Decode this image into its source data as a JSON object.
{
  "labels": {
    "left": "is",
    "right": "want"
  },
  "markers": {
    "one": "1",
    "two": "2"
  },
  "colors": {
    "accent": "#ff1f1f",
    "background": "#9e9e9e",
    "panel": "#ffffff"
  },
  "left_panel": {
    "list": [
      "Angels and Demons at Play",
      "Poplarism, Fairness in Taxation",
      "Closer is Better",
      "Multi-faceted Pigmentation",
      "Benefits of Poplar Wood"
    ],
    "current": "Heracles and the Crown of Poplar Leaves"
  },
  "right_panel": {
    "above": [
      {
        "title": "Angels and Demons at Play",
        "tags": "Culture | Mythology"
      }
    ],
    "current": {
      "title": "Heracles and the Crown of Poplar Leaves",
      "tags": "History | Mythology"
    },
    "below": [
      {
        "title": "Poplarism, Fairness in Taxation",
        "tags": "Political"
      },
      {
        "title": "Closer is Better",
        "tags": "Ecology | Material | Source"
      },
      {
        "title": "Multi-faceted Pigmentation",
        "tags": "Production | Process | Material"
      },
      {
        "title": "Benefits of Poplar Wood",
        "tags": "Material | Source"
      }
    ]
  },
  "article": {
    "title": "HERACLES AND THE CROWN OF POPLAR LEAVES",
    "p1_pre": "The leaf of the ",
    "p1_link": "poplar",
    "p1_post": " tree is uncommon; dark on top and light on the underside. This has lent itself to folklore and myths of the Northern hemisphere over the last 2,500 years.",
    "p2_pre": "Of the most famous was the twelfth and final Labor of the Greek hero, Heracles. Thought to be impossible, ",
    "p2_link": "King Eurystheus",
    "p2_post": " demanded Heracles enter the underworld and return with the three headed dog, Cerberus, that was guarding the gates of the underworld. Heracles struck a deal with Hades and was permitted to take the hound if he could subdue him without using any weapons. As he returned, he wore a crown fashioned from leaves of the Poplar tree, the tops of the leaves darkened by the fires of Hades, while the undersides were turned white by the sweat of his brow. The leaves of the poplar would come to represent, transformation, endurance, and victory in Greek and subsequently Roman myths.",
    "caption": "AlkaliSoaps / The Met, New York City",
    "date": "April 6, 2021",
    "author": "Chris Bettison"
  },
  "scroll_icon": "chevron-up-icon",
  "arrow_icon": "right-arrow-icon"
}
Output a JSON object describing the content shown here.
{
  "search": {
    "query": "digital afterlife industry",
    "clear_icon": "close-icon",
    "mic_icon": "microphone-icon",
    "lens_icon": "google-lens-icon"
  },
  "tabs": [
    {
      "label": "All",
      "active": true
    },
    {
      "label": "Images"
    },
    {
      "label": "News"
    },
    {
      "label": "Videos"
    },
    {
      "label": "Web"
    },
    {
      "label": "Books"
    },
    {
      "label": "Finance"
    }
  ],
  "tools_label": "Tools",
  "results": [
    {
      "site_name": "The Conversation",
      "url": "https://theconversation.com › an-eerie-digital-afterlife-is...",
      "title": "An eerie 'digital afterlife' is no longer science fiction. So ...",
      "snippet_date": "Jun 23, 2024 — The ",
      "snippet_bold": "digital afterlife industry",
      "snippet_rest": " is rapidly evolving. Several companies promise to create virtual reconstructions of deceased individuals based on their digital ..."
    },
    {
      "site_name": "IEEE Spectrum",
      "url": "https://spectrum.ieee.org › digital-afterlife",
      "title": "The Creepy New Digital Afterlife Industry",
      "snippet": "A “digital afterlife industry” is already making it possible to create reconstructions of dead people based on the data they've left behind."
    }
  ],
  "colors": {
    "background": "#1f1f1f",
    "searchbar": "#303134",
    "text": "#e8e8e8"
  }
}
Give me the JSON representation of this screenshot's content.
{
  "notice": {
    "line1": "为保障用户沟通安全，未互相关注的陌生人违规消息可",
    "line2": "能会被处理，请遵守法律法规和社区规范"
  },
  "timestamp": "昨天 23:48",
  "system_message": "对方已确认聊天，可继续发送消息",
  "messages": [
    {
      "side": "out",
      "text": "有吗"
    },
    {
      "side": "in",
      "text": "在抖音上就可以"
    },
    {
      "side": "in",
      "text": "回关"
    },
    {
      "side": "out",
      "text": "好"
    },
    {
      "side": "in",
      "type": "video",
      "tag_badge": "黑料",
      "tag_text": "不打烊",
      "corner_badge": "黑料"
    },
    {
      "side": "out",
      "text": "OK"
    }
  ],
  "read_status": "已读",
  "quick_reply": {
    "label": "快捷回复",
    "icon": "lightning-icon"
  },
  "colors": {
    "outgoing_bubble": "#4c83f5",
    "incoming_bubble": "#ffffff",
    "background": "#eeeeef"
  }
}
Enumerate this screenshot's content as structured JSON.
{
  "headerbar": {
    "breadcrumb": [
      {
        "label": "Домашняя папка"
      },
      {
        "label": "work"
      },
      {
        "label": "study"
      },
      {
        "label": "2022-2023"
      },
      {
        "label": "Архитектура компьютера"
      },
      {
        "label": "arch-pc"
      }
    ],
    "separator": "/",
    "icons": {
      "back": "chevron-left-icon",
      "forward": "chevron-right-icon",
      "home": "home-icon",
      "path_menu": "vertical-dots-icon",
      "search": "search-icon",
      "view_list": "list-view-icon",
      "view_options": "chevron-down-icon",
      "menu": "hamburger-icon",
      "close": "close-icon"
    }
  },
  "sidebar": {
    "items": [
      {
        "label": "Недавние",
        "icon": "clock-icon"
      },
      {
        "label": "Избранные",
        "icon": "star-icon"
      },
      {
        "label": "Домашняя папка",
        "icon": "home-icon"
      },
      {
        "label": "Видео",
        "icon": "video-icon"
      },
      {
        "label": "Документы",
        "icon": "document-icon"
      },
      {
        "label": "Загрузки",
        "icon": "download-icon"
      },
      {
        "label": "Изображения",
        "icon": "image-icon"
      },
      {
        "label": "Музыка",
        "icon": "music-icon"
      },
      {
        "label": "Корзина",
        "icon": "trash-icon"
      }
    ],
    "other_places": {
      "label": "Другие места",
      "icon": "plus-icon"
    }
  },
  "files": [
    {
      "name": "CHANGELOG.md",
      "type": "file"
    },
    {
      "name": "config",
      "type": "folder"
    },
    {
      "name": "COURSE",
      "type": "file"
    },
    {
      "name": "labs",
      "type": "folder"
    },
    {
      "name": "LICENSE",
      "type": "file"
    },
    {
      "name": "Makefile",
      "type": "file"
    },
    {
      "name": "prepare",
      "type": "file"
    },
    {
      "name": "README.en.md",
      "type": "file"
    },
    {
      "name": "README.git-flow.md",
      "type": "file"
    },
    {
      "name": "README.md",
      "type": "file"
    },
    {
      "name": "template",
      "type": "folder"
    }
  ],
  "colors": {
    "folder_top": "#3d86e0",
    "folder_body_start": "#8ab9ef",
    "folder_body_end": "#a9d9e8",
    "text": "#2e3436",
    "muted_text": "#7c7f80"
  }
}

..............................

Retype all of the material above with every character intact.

Decode this image into its source data as a JSON object.
{
  "labels": {
    "left": "is",
    "right": "want"
  },
  "markers": {
    "one": "1",
    "two": "2"
  },
  "colors": {
    "accent": "#ff1f1f",
    "background": "#9e9e9e",
    "panel": "#ffffff"
  },
  "left_panel": {
    "list": [
      "Angels and Demons at Play",
      "Poplarism, Fairness in Taxation",
      "Closer is Better",
      "Multi-faceted Pigmentation",
      "Benefits of Poplar Wood"
    ],
    "current": "Heracles and the Crown of Poplar Leaves"
  },
  "right_panel": {
    "above": [
      {
        "title": "Angels and Demons at Play",
        "tags": "Culture | Mythology"
      }
    ],
    "current": {
      "title": "Heracles and the Crown of Poplar Leaves",
      "tags": "History | Mythology"
    },
    "below": [
      {
        "title": "Poplarism, Fairness in Taxation",
        "tags": "Political"
      },
      {
        "title": "Closer is Better",
        "tags": "Ecology | Material | Source"
      },
      {
        "title": "Multi-faceted Pigmentation",
        "tags": "Production | Process | Material"
      },
      {
        "title": "Benefits of Poplar Wood",
        "tags": "Material | Source"
      }
    ]
  },
  "article": {
    "title": "HERACLES AND THE CROWN OF POPLAR LEAVES",
    "p1_pre": "The leaf of the ",
    "p1_link": "poplar",
    "p1_post": " tree is uncommon; dark on top and light on the underside. This has lent itself to folklore and myths of the Northern hemisphere over the last 2,500 years.",
    "p2_pre": "Of the most famous was the twelfth and final Labor of the Greek hero, Heracles. Thought to be impossible, ",
    "p2_link": "King Eurystheus",
    "p2_post": " demanded Heracles enter the underworld and return with the three headed dog, Cerberus, that was guarding the gates of the underworld. Heracles struck a deal with Hades and was permitted to take the hound if he could subdue him without using any weapons. As he returned, he wore a crown fashioned from leaves of the Poplar tree, the tops of the leaves darkened by the fires of Hades, while the undersides were turned white by the sweat of his brow. The leaves of the poplar would come to represent, transformation, endurance, and victory in Greek and subsequently Roman myths.",
    "caption": "AlkaliSoaps / The Met, New York City",
    "date": "April 6, 2021",
    "author": "Chris Bettison"
  },
  "scroll_icon": "chevron-up-icon",
  "arrow_icon": "right-arrow-icon"
}
Output a JSON object describing the content shown here.
{
  "search": {
    "query": "digital afterlife industry",
    "clear_icon": "close-icon",
    "mic_icon": "microphone-icon",
    "lens_icon": "google-lens-icon"
  },
  "tabs": [
    {
      "label": "All",
      "active": true
    },
    {
      "label": "Images"
    },
    {
      "label": "News"
    },
    {
      "label": "Videos"
    },
    {
      "label": "Web"
    },
    {
      "label": "Books"
    },
    {
      "label": "Finance"
    }
  ],
  "tools_label": "Tools",
  "results": [
    {
      "site_name": "The Conversation",
      "url": "https://theconversation.com › an-eerie-digital-afterlife-is...",
      "title": "An eerie 'digital afterlife' is no longer science fiction. So ...",
      "snippet_date": "Jun 23, 2024 — The ",
      "snippet_bold": "digital afterlife industry",
      "snippet_rest": " is rapidly evolving. Several companies promise to create virtual reconstructions of deceased individuals based on their digital ..."
    },
    {
      "site_name": "IEEE Spectrum",
      "url": "https://spectrum.ieee.org › digital-afterlife",
      "title": "The Creepy New Digital Afterlife Industry",
      "snippet": "A “digital afterlife industry” is already making it possible to create reconstructions of dead people based on the data they've left behind."
    }
  ],
  "colors": {
    "background": "#1f1f1f",
    "searchbar": "#303134",
    "text": "#e8e8e8"
  }
}
Give me the JSON representation of this screenshot's content.
{
  "notice": {
    "line1": "为保障用户沟通安全，未互相关注的陌生人违规消息可",
    "line2": "能会被处理，请遵守法律法规和社区规范"
  },
  "timestamp": "昨天 23:48",
  "system_message": "对方已确认聊天，可继续发送消息",
  "messages": [
    {
      "side": "out",
      "text": "有吗"
    },
    {
      "side": "in",
      "text": "在抖音上就可以"
    },
    {
      "side": "in",
      "text": "回关"
    },
    {
      "side": "out",
      "text": "好"
    },
    {
      "side": "in",
      "type": "video",
      "tag_badge": "黑料",
      "tag_text": "不打烊",
      "corner_badge": "黑料"
    },
    {
      "side": "out",
      "text": "OK"
    }
  ],
  "read_status": "已读",
  "quick_reply": {
    "label": "快捷回复",
    "icon": "lightning-icon"
  },
  "colors": {
    "outgoing_bubble": "#4c83f5",
    "incoming_bubble": "#ffffff",
    "background": "#eeeeef"
  }
}
Enumerate this screenshot's content as structured JSON.
{
  "headerbar": {
    "breadcrumb": [
      {
        "label": "Домашняя папка"
      },
      {
        "label": "work"
      },
      {
        "label": "study"
      },
      {
        "label": "2022-2023"
      },
      {
        "label": "Архитектура компьютера"
      },
      {
        "label": "arch-pc"
      }
    ],
    "separator": "/",
    "icons": {
      "back": "chevron-left-icon",
      "forward": "chevron-right-icon",
      "home": "home-icon",
      "path_menu": "vertical-dots-icon",
      "search": "search-icon",
      "view_list": "list-view-icon",
      "view_options": "chevron-down-icon",
      "menu": "hamburger-icon",
      "close": "close-icon"
    }
  },
  "sidebar": {
    "items": [
      {
        "label": "Недавние",
        "icon": "clock-icon"
      },
      {
        "label": "Избранные",
        "icon": "star-icon"
      },
      {
        "label": "Домашняя папка",
        "icon": "home-icon"
      },
      {
        "label": "Видео",
        "icon": "video-icon"
      },
      {
        "label": "Документы",
        "icon": "document-icon"
      },
      {
        "label": "Загрузки",
        "icon": "download-icon"
      },
      {
        "label": "Изображения",
        "icon": "image-icon"
      },
      {
        "label": "Музыка",
        "icon": "music-icon"
      },
      {
        "label": "Корзина",
        "icon": "trash-icon"
      }
    ],
    "other_places": {
      "label": "Другие места",
      "icon": "plus-icon"
    }
  },
  "files": [
    {
      "name": "CHANGELOG.md",
      "type": "file"
    },
    {
      "name": "config",
      "type": "folder"
    },
    {
      "name": "COURSE",
      "type": "file"
    },
    {
      "name": "labs",
      "type": "folder"
    },
    {
      "name": "LICENSE",
      "type": "file"
    },
    {
      "name": "Makefile",
      "type": "file"
    },
    {
      "name": "prepare",
      "type": "file"
    },
    {
      "name": "README.en.md",
      "type": "file"
    },
    {
      "name": "README.git-flow.md",
      "type": "file"
    },
    {
      "name": "README.md",
      "type": "file"
    },
    {
      "name": "template",
      "type": "folder"
    }
  ],
  "colors": {
    "folder_top": "#3d86e0",
    "folder_body_start": "#8ab9ef",
    "folder_body_end": "#a9d9e8",
    "text": "#2e3436",
    "muted_text": "#7c7f80"
  }
}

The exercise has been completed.